▶ WHAT YOU SHOULD DO: Could you return the whole listing, character for character?
╔══
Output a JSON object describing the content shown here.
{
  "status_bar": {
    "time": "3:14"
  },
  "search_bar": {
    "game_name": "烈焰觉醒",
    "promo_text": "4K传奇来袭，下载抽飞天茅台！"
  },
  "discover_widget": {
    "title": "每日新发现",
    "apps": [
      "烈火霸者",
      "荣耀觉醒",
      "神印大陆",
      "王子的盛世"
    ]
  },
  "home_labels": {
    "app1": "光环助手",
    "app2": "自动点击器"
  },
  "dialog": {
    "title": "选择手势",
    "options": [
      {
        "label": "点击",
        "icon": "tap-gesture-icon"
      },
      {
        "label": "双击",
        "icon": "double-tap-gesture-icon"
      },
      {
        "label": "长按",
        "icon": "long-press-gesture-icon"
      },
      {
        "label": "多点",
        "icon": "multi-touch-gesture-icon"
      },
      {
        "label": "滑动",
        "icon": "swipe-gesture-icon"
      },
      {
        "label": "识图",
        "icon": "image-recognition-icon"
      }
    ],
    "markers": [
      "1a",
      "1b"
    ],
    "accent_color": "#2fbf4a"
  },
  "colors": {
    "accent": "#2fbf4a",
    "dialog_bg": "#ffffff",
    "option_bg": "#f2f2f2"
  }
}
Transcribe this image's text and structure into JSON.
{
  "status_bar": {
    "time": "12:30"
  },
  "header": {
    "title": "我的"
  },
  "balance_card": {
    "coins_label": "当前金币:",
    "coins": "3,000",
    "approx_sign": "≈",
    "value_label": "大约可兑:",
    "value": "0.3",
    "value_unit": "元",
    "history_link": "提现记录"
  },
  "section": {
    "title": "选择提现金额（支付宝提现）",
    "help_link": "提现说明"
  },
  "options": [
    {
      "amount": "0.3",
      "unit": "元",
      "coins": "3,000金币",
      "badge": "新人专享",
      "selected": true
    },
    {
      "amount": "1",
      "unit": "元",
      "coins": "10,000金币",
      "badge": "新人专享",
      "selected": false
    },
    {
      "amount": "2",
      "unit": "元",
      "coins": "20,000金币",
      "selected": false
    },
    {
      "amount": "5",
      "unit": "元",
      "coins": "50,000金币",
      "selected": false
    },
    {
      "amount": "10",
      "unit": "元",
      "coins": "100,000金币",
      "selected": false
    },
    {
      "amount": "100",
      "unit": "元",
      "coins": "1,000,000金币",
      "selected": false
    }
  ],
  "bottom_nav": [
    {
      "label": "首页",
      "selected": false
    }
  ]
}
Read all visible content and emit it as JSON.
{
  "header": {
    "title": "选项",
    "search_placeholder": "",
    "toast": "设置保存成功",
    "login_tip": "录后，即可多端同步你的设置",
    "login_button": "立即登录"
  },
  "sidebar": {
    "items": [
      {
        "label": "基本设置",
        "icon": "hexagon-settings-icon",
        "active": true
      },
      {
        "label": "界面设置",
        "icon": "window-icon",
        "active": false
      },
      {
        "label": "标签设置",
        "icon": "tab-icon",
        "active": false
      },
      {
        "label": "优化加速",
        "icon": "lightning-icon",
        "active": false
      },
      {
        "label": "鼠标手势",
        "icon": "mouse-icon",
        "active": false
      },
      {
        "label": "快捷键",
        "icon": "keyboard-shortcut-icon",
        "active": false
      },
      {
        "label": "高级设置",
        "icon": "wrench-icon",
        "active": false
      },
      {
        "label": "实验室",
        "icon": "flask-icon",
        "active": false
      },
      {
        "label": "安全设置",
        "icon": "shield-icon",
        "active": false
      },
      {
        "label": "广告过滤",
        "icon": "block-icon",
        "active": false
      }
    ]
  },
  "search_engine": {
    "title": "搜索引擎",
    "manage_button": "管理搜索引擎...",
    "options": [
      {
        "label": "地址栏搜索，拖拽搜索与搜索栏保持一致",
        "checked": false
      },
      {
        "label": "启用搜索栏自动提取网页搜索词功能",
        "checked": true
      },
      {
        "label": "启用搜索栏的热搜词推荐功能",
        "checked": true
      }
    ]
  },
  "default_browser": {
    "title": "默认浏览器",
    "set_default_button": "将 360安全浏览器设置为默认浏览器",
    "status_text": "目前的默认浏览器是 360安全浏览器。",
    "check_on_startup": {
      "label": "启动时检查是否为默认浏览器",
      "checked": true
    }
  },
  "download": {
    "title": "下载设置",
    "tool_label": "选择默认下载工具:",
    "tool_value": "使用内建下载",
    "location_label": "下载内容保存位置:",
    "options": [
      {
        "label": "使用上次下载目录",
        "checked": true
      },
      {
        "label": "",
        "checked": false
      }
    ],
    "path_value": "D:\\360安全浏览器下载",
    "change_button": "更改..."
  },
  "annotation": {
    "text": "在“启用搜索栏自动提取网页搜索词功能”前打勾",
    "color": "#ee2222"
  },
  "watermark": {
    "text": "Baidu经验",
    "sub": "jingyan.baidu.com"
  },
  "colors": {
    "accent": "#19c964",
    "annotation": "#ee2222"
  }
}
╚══
▶ ANSWER TO THE PROBLEM:
Output a JSON object describing the content shown here.
{
  "status_bar": {
    "time": "3:14"
  },
  "search_bar": {
    "game_name": "烈焰觉醒",
    "promo_text": "4K传奇来袭，下载抽飞天茅台！"
  },
  "discover_widget": {
    "title": "每日新发现",
    "apps": [
      "烈火霸者",
      "荣耀觉醒",
      "神印大陆",
      "王子的盛世"
    ]
  },
  "home_labels": {
    "app1": "光环助手",
    "app2": "自动点击器"
  },
  "dialog": {
    "title": "选择手势",
    "options": [
      {
        "label": "点击",
        "icon": "tap-gesture-icon"
      },
      {
        "label": "双击",
        "icon": "double-tap-gesture-icon"
      },
      {
        "label": "长按",
        "icon": "long-press-gesture-icon"
      },
      {
        "label": "多点",
        "icon": "multi-touch-gesture-icon"
      },
      {
        "label": "滑动",
        "icon": "swipe-gesture-icon"
      },
      {
        "label": "识图",
        "icon": "image-recognition-icon"
      }
    ],
    "markers": [
      "1a",
      "1b"
    ],
    "accent_color": "#2fbf4a"
  },
  "colors": {
    "accent": "#2fbf4a",
    "dialog_bg": "#ffffff",
    "option_bg": "#f2f2f2"
  }
}
Transcribe this image's text and structure into JSON.
{
  "status_bar": {
    "time": "12:30"
  },
  "header": {
    "title": "我的"
  },
  "balance_card": {
    "coins_label": "当前金币:",
    "coins": "3,000",
    "approx_sign": "≈",
    "value_label": "大约可兑:",
    "value": "0.3",
    "value_unit": "元",
    "history_link": "提现记录"
  },
  "section": {
    "title": "选择提现金额（支付宝提现）",
    "help_link": "提现说明"
  },
  "options": [
    {
      "amount": "0.3",
      "unit": "元",
      "coins": "3,000金币",
      "badge": "新人专享",
      "selected": true
    },
    {
      "amount": "1",
      "unit": "元",
      "coins": "10,000金币",
      "badge": "新人专享",
      "selected": false
    },
    {
      "amount": "2",
      "unit": "元",
      "coins": "20,000金币",
      "selected": false
    },
    {
      "amount": "5",
      "unit": "元",
      "coins": "50,000金币",
      "selected": false
    },
    {
      "amount": "10",
      "unit": "元",
      "coins": "100,000金币",
      "selected": false
    },
    {
      "amount": "100",
      "unit": "元",
      "coins": "1,000,000金币",
      "selected": false
    }
  ],
  "bottom_nav": [
    {
      "label": "首页",
      "selected": false
    }
  ]
}
Read all visible content and emit it as JSON.
{
  "header": {
    "title": "选项",
    "search_placeholder": "",
    "toast": "设置保存成功",
    "login_tip": "录后，即可多端同步你的设置",
    "login_button": "立即登录"
  },
  "sidebar": {
    "items": [
      {
        "label": "基本设置",
        "icon": "hexagon-settings-icon",
        "active": true
      },
      {
        "label": "界面设置",
        "icon": "window-icon",
        "active": false
      },
      {
        "label": "标签设置",
        "icon": "tab-icon",
        "active": false
      },
      {
        "label": "优化加速",
        "icon": "lightning-icon",
        "active": false
      },
      {
        "label": "鼠标手势",
        "icon": "mouse-icon",
        "active": false
      },
      {
        "label": "快捷键",
        "icon": "keyboard-shortcut-icon",
        "active": false
      },
      {
        "label": "高级设置",
        "icon": "wrench-icon",
        "active": false
      },
      {
        "label": "实验室",
        "icon": "flask-icon",
        "active": false
      },
      {
        "label": "安全设置",
        "icon": "shield-icon",
        "active": false
      },
      {
        "label": "广告过滤",
        "icon": "block-icon",
        "active": false
      }
    ]
  },
  "search_engine": {
    "title": "搜索引擎",
    "manage_button": "管理搜索引擎...",
    "options": [
      {
        "label": "地址栏搜索，拖拽搜索与搜索栏保持一致",
        "checked": false
      },
      {
        "label": "启用搜索栏自动提取网页搜索词功能",
        "checked": true
      },
      {
        "label": "启用搜索栏的热搜词推荐功能",
        "checked": true
      }
    ]
  },
  "default_browser": {
    "title": "默认浏览器",
    "set_default_button": "将 360安全浏览器设置为默认浏览器",
    "status_text": "目前的默认浏览器是 360安全浏览器。",
    "check_on_startup": {
      "label": "启动时检查是否为默认浏览器",
      "checked": true
    }
  },
  "download": {
    "title": "下载设置",
    "tool_label": "选择默认下载工具:",
    "tool_value": "使用内建下载",
    "location_label": "下载内容保存位置:",
    "options": [
      {
        "label": "使用上次下载目录",
        "checked": true
      },
      {
        "label": "",
        "checked": false
      }
    ],
    "path_value": "D:\\360安全浏览器下载",
    "change_button": "更改..."
  },
  "annotation": {
    "text": "在“启用搜索栏自动提取网页搜索词功能”前打勾",
    "color": "#ee2222"
  },
  "watermark": {
    "text": "Baidu经验",
    "sub": "jingyan.baidu.com"
  },
  "colors": {
    "accent": "#19c964",
    "annotation": "#ee2222"
  }
}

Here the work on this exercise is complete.